### Task to complete:
Copy each line of the entries below that contains the string "JSON".

### Records for the task:
================
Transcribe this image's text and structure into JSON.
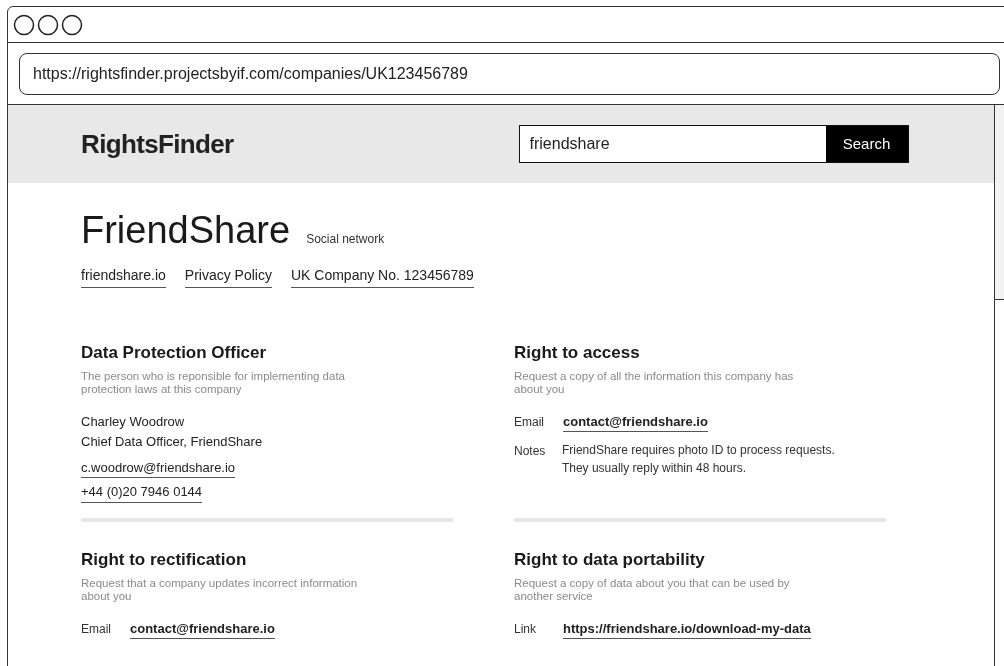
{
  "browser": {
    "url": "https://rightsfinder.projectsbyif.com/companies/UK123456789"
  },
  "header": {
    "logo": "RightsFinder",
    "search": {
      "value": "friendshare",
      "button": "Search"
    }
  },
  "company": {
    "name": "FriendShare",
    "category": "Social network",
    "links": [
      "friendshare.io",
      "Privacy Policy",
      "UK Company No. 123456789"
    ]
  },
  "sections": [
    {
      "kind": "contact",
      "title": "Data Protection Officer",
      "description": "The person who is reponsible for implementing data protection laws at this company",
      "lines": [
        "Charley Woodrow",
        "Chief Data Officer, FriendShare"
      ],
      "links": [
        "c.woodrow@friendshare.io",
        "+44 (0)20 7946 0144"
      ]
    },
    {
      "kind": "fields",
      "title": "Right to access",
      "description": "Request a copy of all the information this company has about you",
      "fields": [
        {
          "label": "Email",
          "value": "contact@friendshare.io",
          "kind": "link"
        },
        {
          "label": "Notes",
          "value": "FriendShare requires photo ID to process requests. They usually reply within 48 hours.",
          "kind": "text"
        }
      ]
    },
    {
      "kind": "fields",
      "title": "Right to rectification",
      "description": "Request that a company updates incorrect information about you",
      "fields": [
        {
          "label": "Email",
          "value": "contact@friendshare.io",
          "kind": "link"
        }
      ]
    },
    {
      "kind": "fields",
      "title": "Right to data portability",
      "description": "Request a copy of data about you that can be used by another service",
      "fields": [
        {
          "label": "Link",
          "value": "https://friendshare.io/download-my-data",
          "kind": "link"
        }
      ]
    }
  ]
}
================
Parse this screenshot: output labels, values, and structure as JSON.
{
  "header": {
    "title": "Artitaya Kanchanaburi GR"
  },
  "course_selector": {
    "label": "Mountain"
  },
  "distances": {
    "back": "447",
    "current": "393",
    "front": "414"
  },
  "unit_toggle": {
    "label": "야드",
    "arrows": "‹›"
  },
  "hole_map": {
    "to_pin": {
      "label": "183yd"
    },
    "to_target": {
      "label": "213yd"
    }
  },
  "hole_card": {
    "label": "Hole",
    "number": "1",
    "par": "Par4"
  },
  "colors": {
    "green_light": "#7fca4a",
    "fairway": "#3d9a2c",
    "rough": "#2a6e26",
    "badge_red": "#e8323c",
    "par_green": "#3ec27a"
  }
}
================
### Result of the exercise:
Transcribe this image's text and structure into JSON.
Parse this screenshot: output labels, values, and structure as JSON.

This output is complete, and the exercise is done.